WORK ITEM:
I'd like the entries repeated exactly, without their pictures.

AVAILABLE RECORDS:

____________________

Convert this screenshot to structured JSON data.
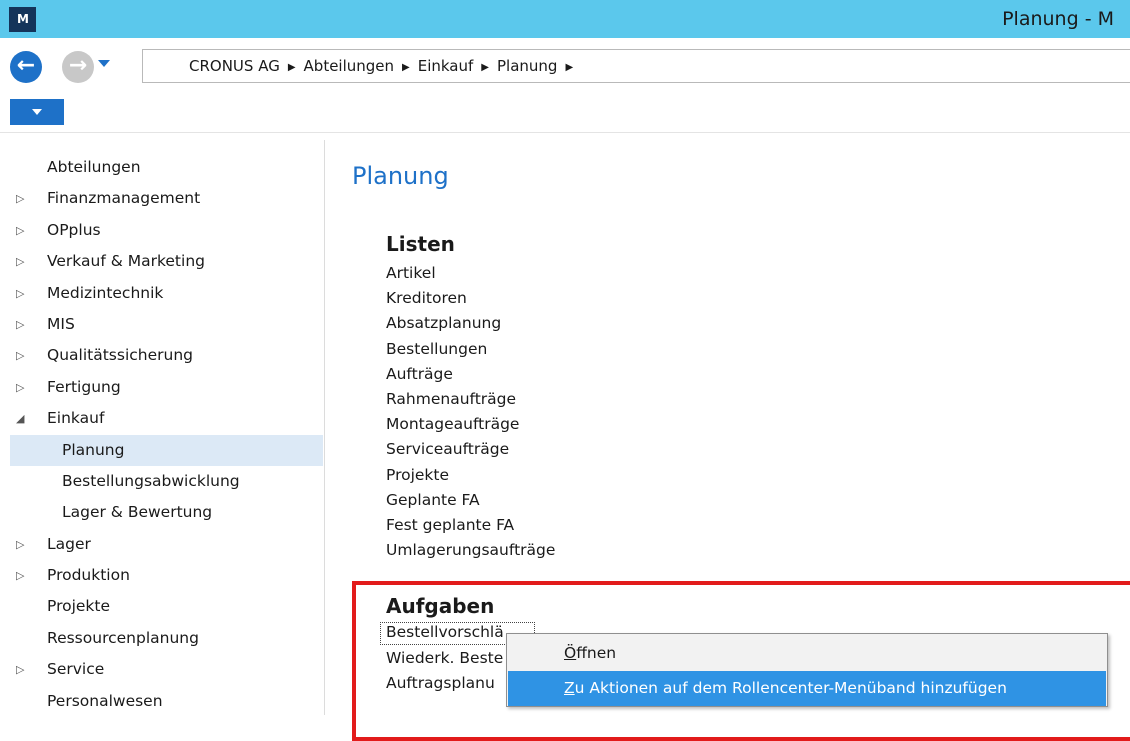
{
  "window": {
    "logo_text": "M",
    "title": "Planung - M"
  },
  "nav": {
    "breadcrumb": [
      "CRONUS AG",
      "Abteilungen",
      "Einkauf",
      "Planung"
    ],
    "separator": "▶"
  },
  "sidebar": {
    "root_label": "Abteilungen",
    "items": [
      {
        "label": "Finanzmanagement",
        "arrow": "▷"
      },
      {
        "label": "OPplus",
        "arrow": "▷"
      },
      {
        "label": "Verkauf & Marketing",
        "arrow": "▷"
      },
      {
        "label": "Medizintechnik",
        "arrow": "▷"
      },
      {
        "label": "MIS",
        "arrow": "▷"
      },
      {
        "label": "Qualitätssicherung",
        "arrow": "▷"
      },
      {
        "label": "Fertigung",
        "arrow": "▷"
      },
      {
        "label": "Einkauf",
        "arrow": "◢"
      },
      {
        "label": "Planung"
      },
      {
        "label": "Bestellungsabwicklung"
      },
      {
        "label": "Lager & Bewertung"
      },
      {
        "label": "Lager",
        "arrow": "▷"
      },
      {
        "label": "Produktion",
        "arrow": "▷"
      },
      {
        "label": "Projekte"
      },
      {
        "label": "Ressourcenplanung"
      },
      {
        "label": "Service",
        "arrow": "▷"
      },
      {
        "label": "Personalwesen"
      }
    ]
  },
  "main": {
    "title": "Planung",
    "lists_heading": "Listen",
    "lists": [
      "Artikel",
      "Kreditoren",
      "Absatzplanung",
      "Bestellungen",
      "Aufträge",
      "Rahmenaufträge",
      "Montageaufträge",
      "Serviceaufträge",
      "Projekte",
      "Geplante FA",
      "Fest geplante FA",
      "Umlagerungsaufträge"
    ],
    "tasks_heading": "Aufgaben",
    "tasks": [
      "Bestellvorschlä",
      "Wiederk. Beste",
      "Auftragsplanu"
    ]
  },
  "context_menu": {
    "open_underline": "Ö",
    "open_rest": "ffnen",
    "add_underline": "Z",
    "add_rest": "u Aktionen auf dem Rollencenter-Menüband hinzufügen"
  },
  "colors": {
    "titlebar": "#5bc8ec",
    "accent": "#1e71c8",
    "selected_row": "#dce9f6",
    "menu_hover": "#2f93e4",
    "highlight_frame": "#e21b1b"
  }
}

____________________

OUTPUT FOR THIS EXERCISE:
Convert this screenshot to structured JSON data.
{
  "window": {
    "logo_text": "M",
    "title": "Planung - M"
  },
  "nav": {
    "breadcrumb": [
      "CRONUS AG",
      "Abteilungen",
      "Einkauf",
      "Planung"
    ],
    "separator": "▶"
  },
  "sidebar": {
    "root_label": "Abteilungen",
    "items": [
      {
        "label": "Finanzmanagement",
        "arrow": "▷"
      },
      {
        "label": "OPplus",
        "arrow": "▷"
      },
      {
        "label": "Verkauf & Marketing",
        "arrow": "▷"
      },
      {
        "label": "Medizintechnik",
        "arrow": "▷"
      },
      {
        "label": "MIS",
        "arrow": "▷"
      },
      {
        "label": "Qualitätssicherung",
        "arrow": "▷"
      },
      {
        "label": "Fertigung",
        "arrow": "▷"
      },
      {
        "label": "Einkauf",
        "arrow": "◢"
      },
      {
        "label": "Planung"
      },
      {
        "label": "Bestellungsabwicklung"
      },
      {
        "label": "Lager & Bewertung"
      },
      {
        "label": "Lager",
        "arrow": "▷"
      },
      {
        "label": "Produktion",
        "arrow": "▷"
      },
      {
        "label": "Projekte"
      },
      {
        "label": "Ressourcenplanung"
      },
      {
        "label": "Service",
        "arrow": "▷"
      },
      {
        "label": "Personalwesen"
      }
    ]
  },
  "main": {
    "title": "Planung",
    "lists_heading": "Listen",
    "lists": [
      "Artikel",
      "Kreditoren",
      "Absatzplanung",
      "Bestellungen",
      "Aufträge",
      "Rahmenaufträge",
      "Montageaufträge",
      "Serviceaufträge",
      "Projekte",
      "Geplante FA",
      "Fest geplante FA",
      "Umlagerungsaufträge"
    ],
    "tasks_heading": "Aufgaben",
    "tasks": [
      "Bestellvorschlä",
      "Wiederk. Beste",
      "Auftragsplanu"
    ]
  },
  "context_menu": {
    "open_underline": "Ö",
    "open_rest": "ffnen",
    "add_underline": "Z",
    "add_rest": "u Aktionen auf dem Rollencenter-Menüband hinzufügen"
  },
  "colors": {
    "titlebar": "#5bc8ec",
    "accent": "#1e71c8",
    "selected_row": "#dce9f6",
    "menu_hover": "#2f93e4",
    "highlight_frame": "#e21b1b"
  }
}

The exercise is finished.